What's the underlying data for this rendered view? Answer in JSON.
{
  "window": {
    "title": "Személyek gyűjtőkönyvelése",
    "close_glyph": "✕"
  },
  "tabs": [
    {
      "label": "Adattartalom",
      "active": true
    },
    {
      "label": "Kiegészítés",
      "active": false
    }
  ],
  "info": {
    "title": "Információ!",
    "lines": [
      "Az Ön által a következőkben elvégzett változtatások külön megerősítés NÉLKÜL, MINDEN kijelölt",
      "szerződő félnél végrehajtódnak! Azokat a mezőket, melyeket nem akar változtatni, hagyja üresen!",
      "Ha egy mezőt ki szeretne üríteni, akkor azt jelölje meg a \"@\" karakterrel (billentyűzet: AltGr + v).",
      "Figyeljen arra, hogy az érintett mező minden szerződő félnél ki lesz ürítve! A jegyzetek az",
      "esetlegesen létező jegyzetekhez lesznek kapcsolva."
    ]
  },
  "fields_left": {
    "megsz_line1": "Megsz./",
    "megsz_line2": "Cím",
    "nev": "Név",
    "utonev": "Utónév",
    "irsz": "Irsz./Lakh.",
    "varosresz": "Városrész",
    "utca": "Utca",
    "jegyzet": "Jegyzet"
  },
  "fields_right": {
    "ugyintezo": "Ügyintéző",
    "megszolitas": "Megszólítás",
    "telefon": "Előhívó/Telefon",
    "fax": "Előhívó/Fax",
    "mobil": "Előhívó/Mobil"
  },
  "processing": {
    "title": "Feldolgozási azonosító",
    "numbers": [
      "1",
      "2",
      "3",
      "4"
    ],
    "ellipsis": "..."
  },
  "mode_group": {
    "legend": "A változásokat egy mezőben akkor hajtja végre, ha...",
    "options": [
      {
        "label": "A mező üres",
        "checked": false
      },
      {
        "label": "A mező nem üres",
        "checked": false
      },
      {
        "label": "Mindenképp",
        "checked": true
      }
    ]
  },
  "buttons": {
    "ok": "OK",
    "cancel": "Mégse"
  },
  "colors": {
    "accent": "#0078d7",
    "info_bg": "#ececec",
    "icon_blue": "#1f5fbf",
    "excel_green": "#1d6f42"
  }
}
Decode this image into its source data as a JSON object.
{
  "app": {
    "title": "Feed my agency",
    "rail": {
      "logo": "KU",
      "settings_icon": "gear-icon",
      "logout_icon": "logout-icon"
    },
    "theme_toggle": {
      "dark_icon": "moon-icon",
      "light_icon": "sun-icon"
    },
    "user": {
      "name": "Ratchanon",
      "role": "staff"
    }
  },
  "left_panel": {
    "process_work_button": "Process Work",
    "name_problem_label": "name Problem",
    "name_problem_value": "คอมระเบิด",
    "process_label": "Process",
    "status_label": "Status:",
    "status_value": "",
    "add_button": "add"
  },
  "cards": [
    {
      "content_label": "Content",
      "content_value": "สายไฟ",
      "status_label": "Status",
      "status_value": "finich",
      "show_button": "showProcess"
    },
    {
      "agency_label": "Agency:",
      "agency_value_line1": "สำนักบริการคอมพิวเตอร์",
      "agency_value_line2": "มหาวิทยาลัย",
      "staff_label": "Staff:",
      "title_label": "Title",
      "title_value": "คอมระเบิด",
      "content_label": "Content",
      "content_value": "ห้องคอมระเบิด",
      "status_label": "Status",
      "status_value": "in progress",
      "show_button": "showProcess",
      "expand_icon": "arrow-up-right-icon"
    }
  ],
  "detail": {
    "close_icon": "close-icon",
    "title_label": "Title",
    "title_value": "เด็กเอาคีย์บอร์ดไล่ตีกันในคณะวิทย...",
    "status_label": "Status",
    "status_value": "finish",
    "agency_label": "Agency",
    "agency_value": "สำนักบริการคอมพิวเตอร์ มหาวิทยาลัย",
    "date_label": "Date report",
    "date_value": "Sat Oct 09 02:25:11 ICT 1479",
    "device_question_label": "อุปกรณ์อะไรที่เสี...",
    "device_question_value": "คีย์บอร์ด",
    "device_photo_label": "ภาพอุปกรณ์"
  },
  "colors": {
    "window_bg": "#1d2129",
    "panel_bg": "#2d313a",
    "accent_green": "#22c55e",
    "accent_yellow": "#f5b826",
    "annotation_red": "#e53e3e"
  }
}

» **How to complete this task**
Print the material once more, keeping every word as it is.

» **Response below**
What's the underlying data for this rendered view? Answer in JSON.
{
  "window": {
    "title": "Személyek gyűjtőkönyvelése",
    "close_glyph": "✕"
  },
  "tabs": [
    {
      "label": "Adattartalom",
      "active": true
    },
    {
      "label": "Kiegészítés",
      "active": false
    }
  ],
  "info": {
    "title": "Információ!",
    "lines": [
      "Az Ön által a következőkben elvégzett változtatások külön megerősítés NÉLKÜL, MINDEN kijelölt",
      "szerződő félnél végrehajtódnak! Azokat a mezőket, melyeket nem akar változtatni, hagyja üresen!",
      "Ha egy mezőt ki szeretne üríteni, akkor azt jelölje meg a \"@\" karakterrel (billentyűzet: AltGr + v).",
      "Figyeljen arra, hogy az érintett mező minden szerződő félnél ki lesz ürítve! A jegyzetek az",
      "esetlegesen létező jegyzetekhez lesznek kapcsolva."
    ]
  },
  "fields_left": {
    "megsz_line1": "Megsz./",
    "megsz_line2": "Cím",
    "nev": "Név",
    "utonev": "Utónév",
    "irsz": "Irsz./Lakh.",
    "varosresz": "Városrész",
    "utca": "Utca",
    "jegyzet": "Jegyzet"
  },
  "fields_right": {
    "ugyintezo": "Ügyintéző",
    "megszolitas": "Megszólítás",
    "telefon": "Előhívó/Telefon",
    "fax": "Előhívó/Fax",
    "mobil": "Előhívó/Mobil"
  },
  "processing": {
    "title": "Feldolgozási azonosító",
    "numbers": [
      "1",
      "2",
      "3",
      "4"
    ],
    "ellipsis": "..."
  },
  "mode_group": {
    "legend": "A változásokat egy mezőben akkor hajtja végre, ha...",
    "options": [
      {
        "label": "A mező üres",
        "checked": false
      },
      {
        "label": "A mező nem üres",
        "checked": false
      },
      {
        "label": "Mindenképp",
        "checked": true
      }
    ]
  },
  "buttons": {
    "ok": "OK",
    "cancel": "Mégse"
  },
  "colors": {
    "accent": "#0078d7",
    "info_bg": "#ececec",
    "icon_blue": "#1f5fbf",
    "excel_green": "#1d6f42"
  }
}
Decode this image into its source data as a JSON object.
{
  "app": {
    "title": "Feed my agency",
    "rail": {
      "logo": "KU",
      "settings_icon": "gear-icon",
      "logout_icon": "logout-icon"
    },
    "theme_toggle": {
      "dark_icon": "moon-icon",
      "light_icon": "sun-icon"
    },
    "user": {
      "name": "Ratchanon",
      "role": "staff"
    }
  },
  "left_panel": {
    "process_work_button": "Process Work",
    "name_problem_label": "name Problem",
    "name_problem_value": "คอมระเบิด",
    "process_label": "Process",
    "status_label": "Status:",
    "status_value": "",
    "add_button": "add"
  },
  "cards": [
    {
      "content_label": "Content",
      "content_value": "สายไฟ",
      "status_label": "Status",
      "status_value": "finich",
      "show_button": "showProcess"
    },
    {
      "agency_label": "Agency:",
      "agency_value_line1": "สำนักบริการคอมพิวเตอร์",
      "agency_value_line2": "มหาวิทยาลัย",
      "staff_label": "Staff:",
      "title_label": "Title",
      "title_value": "คอมระเบิด",
      "content_label": "Content",
      "content_value": "ห้องคอมระเบิด",
      "status_label": "Status",
      "status_value": "in progress",
      "show_button": "showProcess",
      "expand_icon": "arrow-up-right-icon"
    }
  ],
  "detail": {
    "close_icon": "close-icon",
    "title_label": "Title",
    "title_value": "เด็กเอาคีย์บอร์ดไล่ตีกันในคณะวิทย...",
    "status_label": "Status",
    "status_value": "finish",
    "agency_label": "Agency",
    "agency_value": "สำนักบริการคอมพิวเตอร์ มหาวิทยาลัย",
    "date_label": "Date report",
    "date_value": "Sat Oct 09 02:25:11 ICT 1479",
    "device_question_label": "อุปกรณ์อะไรที่เสี...",
    "device_question_value": "คีย์บอร์ด",
    "device_photo_label": "ภาพอุปกรณ์"
  },
  "colors": {
    "window_bg": "#1d2129",
    "panel_bg": "#2d313a",
    "accent_green": "#22c55e",
    "accent_yellow": "#f5b826",
    "annotation_red": "#e53e3e"
  }
}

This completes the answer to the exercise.